The central theme of the book is that if individual business
owners would see their roles of leadership as being based on
helping other people and inspiring them to find their voices, they
would not only keep their own integrity, but would develop such
a reputation for trustworthiness that it would be like a magnet,
drawing other people to them. One of those magnets Covey points
out in his book is Muhammad Yunus, founder of the Grameen
Bank in Bangledesh. His story beautifully illustrates the path to
finding one’s voice and helping others find theirs.

Yunus saw a need to help his impoverished fellow citizens in
Bangladesh. He met a woman who made bamboo stools for pennies
a day. In discussing the business with her he learned she didn’t have
the money to buy the necessary bamboo and was forced to get it
from a local trader who would buy her product at an unfair price. In
fact, the entire village worked under these unfair restrictions. After
some research, Yunus found it would only take US$27 to help them
out. After giving each the same amount, he told them it was a loan
and they could repay him when they were able. Yunus even asked
the local bank to participate, saying he would guarantee each loan
the villagers were not able to pay back. Yet each villager who was
loaned money repaid every penny. This led Yunus to establish his
own microcredit lending institution called the Grameen Bank in
which he duplicated this
same program with other

Grameen Bank now
works with more than
46,000 villages, giving
microloans totaling $500 a
year to empower the poor,
most of whom are women.
The microcredit movement
has now spread the world
over, helping millions escape
the grips of poverty. “Survival
today requires new skills, new
mindsets,” Covey says. “People
will be required to build on
and reach beyond effectiveness
to greatness, just as Muhammad
Yunus did. People are longing
for fulfillment, to experience
passion and to contribute to
society. The 8th Habit is about
finding your voice while inspiring
others to do the same.”

Principles are Timeless

Covey believes being principle centered
lies at the heart of leadership—
principles that are universal
and timeless that provide a foundation
and compass to guide every
decision and every act. “?I’ve based
my life’s work on promoting principle-
centered leadership,” he says.
“The principles I teach—integrity,
honesty, trust, compassion, accountability—
are found throughout the
world, including many religions and
philosophies. If you deal with principles honestly, they apply
everywhere and in every situation.”

Covey is quick to clarify that leadership is not defined by one’s
position, title, status or rank. “Working with people, including
50-plus heads of state, from all over the world and from all walks
of life, I can’t tell you how important it is to communicate effectively
to people their worth and potential so clearly that they come
to see it in themselves,” he says. “We need to help more people to
find their own purpose and unique contribution.”

With so many accolades and skins on the wall, you would
think Covey is ready to ride off into the sunset. “I still have a lot
of work to do and am currently working on several books,” he
says. “I’m turning more and more toward the social goals of crime,
education and poverty.
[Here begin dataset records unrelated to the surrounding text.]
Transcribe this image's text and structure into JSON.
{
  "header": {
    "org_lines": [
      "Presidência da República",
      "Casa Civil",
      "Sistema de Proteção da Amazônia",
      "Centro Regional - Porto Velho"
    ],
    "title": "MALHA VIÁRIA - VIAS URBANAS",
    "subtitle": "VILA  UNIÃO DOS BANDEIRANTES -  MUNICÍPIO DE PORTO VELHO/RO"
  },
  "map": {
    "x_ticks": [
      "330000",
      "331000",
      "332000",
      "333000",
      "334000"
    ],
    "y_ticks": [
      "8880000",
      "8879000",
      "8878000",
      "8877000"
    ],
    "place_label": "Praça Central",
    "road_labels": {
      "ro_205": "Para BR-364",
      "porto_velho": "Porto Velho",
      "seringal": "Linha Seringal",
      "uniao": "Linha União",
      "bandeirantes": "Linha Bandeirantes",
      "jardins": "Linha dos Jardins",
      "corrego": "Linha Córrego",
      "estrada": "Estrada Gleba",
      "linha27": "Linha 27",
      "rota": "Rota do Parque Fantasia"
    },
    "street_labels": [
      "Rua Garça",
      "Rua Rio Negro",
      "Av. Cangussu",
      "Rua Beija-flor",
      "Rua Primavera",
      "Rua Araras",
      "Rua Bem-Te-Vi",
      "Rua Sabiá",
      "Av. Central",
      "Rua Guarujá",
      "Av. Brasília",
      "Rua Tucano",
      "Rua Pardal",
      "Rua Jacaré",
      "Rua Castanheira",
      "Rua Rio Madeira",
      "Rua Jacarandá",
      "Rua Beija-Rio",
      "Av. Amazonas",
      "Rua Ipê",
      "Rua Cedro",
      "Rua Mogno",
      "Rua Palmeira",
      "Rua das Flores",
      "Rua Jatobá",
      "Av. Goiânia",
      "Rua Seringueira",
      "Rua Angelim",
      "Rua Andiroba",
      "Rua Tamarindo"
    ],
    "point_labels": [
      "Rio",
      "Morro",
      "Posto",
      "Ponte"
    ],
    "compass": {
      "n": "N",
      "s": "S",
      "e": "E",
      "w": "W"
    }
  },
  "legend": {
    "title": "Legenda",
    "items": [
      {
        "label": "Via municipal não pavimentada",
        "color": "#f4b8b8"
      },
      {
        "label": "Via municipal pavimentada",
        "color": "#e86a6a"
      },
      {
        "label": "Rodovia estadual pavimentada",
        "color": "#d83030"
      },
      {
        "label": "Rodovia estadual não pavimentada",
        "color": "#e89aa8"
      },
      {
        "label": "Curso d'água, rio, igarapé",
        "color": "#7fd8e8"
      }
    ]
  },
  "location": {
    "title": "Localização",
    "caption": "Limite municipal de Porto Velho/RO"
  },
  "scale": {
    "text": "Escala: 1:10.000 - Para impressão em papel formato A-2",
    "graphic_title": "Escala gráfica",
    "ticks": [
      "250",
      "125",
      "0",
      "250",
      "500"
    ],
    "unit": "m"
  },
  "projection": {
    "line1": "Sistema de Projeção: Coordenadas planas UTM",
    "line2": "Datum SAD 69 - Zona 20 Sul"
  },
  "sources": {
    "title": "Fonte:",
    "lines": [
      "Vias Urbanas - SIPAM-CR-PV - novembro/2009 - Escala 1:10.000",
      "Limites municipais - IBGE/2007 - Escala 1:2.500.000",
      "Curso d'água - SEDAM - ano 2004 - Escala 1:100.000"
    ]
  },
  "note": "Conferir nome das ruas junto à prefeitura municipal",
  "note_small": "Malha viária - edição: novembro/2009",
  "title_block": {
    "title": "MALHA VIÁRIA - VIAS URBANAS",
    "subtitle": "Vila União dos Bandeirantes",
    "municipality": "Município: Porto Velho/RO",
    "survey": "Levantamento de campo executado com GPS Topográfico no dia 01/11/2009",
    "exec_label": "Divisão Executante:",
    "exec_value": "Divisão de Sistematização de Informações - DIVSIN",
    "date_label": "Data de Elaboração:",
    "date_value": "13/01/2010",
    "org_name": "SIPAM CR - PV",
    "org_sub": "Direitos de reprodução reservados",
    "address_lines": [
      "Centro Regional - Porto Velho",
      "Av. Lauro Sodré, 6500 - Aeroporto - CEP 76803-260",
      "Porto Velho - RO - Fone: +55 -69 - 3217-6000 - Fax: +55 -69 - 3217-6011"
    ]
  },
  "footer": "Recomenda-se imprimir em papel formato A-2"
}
My work will always consist of trying to
get people focused upon good principles, especially character
and contribution.”